* _YOUR OBJECTIVE_: Take down each entry exactly as written.

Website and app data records
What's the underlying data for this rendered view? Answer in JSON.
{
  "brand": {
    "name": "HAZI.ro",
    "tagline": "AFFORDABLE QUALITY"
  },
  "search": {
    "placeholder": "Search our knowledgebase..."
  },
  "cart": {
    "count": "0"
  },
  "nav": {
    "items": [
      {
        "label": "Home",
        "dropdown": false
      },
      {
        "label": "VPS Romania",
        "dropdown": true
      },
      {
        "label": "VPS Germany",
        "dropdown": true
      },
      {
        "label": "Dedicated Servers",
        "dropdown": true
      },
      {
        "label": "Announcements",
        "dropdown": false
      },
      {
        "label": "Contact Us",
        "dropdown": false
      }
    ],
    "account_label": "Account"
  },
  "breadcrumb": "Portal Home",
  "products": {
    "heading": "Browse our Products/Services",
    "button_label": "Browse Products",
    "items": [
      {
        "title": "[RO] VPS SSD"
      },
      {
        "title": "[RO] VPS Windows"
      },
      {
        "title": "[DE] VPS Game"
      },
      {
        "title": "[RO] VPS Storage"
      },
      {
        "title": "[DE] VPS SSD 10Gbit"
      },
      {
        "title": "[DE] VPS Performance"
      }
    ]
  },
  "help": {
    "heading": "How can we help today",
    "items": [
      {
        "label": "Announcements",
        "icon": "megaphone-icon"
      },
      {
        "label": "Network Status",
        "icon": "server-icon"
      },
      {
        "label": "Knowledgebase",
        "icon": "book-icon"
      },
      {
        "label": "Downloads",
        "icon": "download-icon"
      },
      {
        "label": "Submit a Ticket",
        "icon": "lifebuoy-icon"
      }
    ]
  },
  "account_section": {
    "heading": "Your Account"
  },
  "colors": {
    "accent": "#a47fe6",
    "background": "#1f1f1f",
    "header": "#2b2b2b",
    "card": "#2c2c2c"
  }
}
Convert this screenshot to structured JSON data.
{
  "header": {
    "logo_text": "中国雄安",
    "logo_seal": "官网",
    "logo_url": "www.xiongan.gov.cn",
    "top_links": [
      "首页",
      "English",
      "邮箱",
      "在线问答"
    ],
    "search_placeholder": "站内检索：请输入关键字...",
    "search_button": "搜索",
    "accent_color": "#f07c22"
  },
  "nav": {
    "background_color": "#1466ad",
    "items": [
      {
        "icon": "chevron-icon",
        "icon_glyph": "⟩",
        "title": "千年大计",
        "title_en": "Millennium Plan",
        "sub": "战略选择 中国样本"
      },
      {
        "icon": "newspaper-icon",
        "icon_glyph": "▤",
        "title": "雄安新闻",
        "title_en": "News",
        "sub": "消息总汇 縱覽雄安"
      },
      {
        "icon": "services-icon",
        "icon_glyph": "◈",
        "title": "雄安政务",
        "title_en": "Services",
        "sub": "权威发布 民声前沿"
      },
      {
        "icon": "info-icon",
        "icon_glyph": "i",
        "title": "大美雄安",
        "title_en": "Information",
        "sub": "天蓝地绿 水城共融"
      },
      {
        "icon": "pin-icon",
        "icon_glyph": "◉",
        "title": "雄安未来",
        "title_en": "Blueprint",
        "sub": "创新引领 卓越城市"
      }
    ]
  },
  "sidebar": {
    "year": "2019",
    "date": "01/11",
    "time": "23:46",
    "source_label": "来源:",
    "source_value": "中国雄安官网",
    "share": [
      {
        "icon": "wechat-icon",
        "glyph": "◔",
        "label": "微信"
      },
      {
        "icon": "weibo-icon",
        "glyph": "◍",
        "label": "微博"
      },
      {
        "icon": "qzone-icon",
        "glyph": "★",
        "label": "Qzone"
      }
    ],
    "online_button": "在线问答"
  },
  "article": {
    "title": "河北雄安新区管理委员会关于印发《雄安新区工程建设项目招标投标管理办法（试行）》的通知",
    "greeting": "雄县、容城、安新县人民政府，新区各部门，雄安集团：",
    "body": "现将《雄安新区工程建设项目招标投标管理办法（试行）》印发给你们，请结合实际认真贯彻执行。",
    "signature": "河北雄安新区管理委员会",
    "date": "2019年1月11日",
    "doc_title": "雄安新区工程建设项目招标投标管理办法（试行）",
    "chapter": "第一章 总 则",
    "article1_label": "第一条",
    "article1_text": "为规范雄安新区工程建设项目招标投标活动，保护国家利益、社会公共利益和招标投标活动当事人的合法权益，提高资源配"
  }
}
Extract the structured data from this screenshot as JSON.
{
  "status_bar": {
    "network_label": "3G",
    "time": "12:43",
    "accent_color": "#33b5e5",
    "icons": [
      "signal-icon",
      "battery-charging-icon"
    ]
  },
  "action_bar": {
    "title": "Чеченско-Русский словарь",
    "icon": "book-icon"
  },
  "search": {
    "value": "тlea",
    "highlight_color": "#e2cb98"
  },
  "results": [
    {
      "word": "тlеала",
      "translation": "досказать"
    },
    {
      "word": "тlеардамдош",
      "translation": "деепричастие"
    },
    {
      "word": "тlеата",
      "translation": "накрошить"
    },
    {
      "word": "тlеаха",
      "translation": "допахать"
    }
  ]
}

* _SOLUTION TO THIS PROBLEM_:
What's the underlying data for this rendered view? Answer in JSON.
{
  "brand": {
    "name": "HAZI.ro",
    "tagline": "AFFORDABLE QUALITY"
  },
  "search": {
    "placeholder": "Search our knowledgebase..."
  },
  "cart": {
    "count": "0"
  },
  "nav": {
    "items": [
      {
        "label": "Home",
        "dropdown": false
      },
      {
        "label": "VPS Romania",
        "dropdown": true
      },
      {
        "label": "VPS Germany",
        "dropdown": true
      },
      {
        "label": "Dedicated Servers",
        "dropdown": true
      },
      {
        "label": "Announcements",
        "dropdown": false
      },
      {
        "label": "Contact Us",
        "dropdown": false
      }
    ],
    "account_label": "Account"
  },
  "breadcrumb": "Portal Home",
  "products": {
    "heading": "Browse our Products/Services",
    "button_label": "Browse Products",
    "items": [
      {
        "title": "[RO] VPS SSD"
      },
      {
        "title": "[RO] VPS Windows"
      },
      {
        "title": "[DE] VPS Game"
      },
      {
        "title": "[RO] VPS Storage"
      },
      {
        "title": "[DE] VPS SSD 10Gbit"
      },
      {
        "title": "[DE] VPS Performance"
      }
    ]
  },
  "help": {
    "heading": "How can we help today",
    "items": [
      {
        "label": "Announcements",
        "icon": "megaphone-icon"
      },
      {
        "label": "Network Status",
        "icon": "server-icon"
      },
      {
        "label": "Knowledgebase",
        "icon": "book-icon"
      },
      {
        "label": "Downloads",
        "icon": "download-icon"
      },
      {
        "label": "Submit a Ticket",
        "icon": "lifebuoy-icon"
      }
    ]
  },
  "account_section": {
    "heading": "Your Account"
  },
  "colors": {
    "accent": "#a47fe6",
    "background": "#1f1f1f",
    "header": "#2b2b2b",
    "card": "#2c2c2c"
  }
}
Convert this screenshot to structured JSON data.
{
  "header": {
    "logo_text": "中国雄安",
    "logo_seal": "官网",
    "logo_url": "www.xiongan.gov.cn",
    "top_links": [
      "首页",
      "English",
      "邮箱",
      "在线问答"
    ],
    "search_placeholder": "站内检索：请输入关键字...",
    "search_button": "搜索",
    "accent_color": "#f07c22"
  },
  "nav": {
    "background_color": "#1466ad",
    "items": [
      {
        "icon": "chevron-icon",
        "icon_glyph": "⟩",
        "title": "千年大计",
        "title_en": "Millennium Plan",
        "sub": "战略选择 中国样本"
      },
      {
        "icon": "newspaper-icon",
        "icon_glyph": "▤",
        "title": "雄安新闻",
        "title_en": "News",
        "sub": "消息总汇 縱覽雄安"
      },
      {
        "icon": "services-icon",
        "icon_glyph": "◈",
        "title": "雄安政务",
        "title_en": "Services",
        "sub": "权威发布 民声前沿"
      },
      {
        "icon": "info-icon",
        "icon_glyph": "i",
        "title": "大美雄安",
        "title_en": "Information",
        "sub": "天蓝地绿 水城共融"
      },
      {
        "icon": "pin-icon",
        "icon_glyph": "◉",
        "title": "雄安未来",
        "title_en": "Blueprint",
        "sub": "创新引领 卓越城市"
      }
    ]
  },
  "sidebar": {
    "year": "2019",
    "date": "01/11",
    "time": "23:46",
    "source_label": "来源:",
    "source_value": "中国雄安官网",
    "share": [
      {
        "icon": "wechat-icon",
        "glyph": "◔",
        "label": "微信"
      },
      {
        "icon": "weibo-icon",
        "glyph": "◍",
        "label": "微博"
      },
      {
        "icon": "qzone-icon",
        "glyph": "★",
        "label": "Qzone"
      }
    ],
    "online_button": "在线问答"
  },
  "article": {
    "title": "河北雄安新区管理委员会关于印发《雄安新区工程建设项目招标投标管理办法（试行）》的通知",
    "greeting": "雄县、容城、安新县人民政府，新区各部门，雄安集团：",
    "body": "现将《雄安新区工程建设项目招标投标管理办法（试行）》印发给你们，请结合实际认真贯彻执行。",
    "signature": "河北雄安新区管理委员会",
    "date": "2019年1月11日",
    "doc_title": "雄安新区工程建设项目招标投标管理办法（试行）",
    "chapter": "第一章 总 则",
    "article1_label": "第一条",
    "article1_text": "为规范雄安新区工程建设项目招标投标活动，保护国家利益、社会公共利益和招标投标活动当事人的合法权益，提高资源配"
  }
}
Extract the structured data from this screenshot as JSON.
{
  "status_bar": {
    "network_label": "3G",
    "time": "12:43",
    "accent_color": "#33b5e5",
    "icons": [
      "signal-icon",
      "battery-charging-icon"
    ]
  },
  "action_bar": {
    "title": "Чеченско-Русский словарь",
    "icon": "book-icon"
  },
  "search": {
    "value": "тlea",
    "highlight_color": "#e2cb98"
  },
  "results": [
    {
      "word": "тlеала",
      "translation": "досказать"
    },
    {
      "word": "тlеардамдош",
      "translation": "деепричастие"
    },
    {
      "word": "тlеата",
      "translation": "накрошить"
    },
    {
      "word": "тlеаха",
      "translation": "допахать"
    }
  ]
}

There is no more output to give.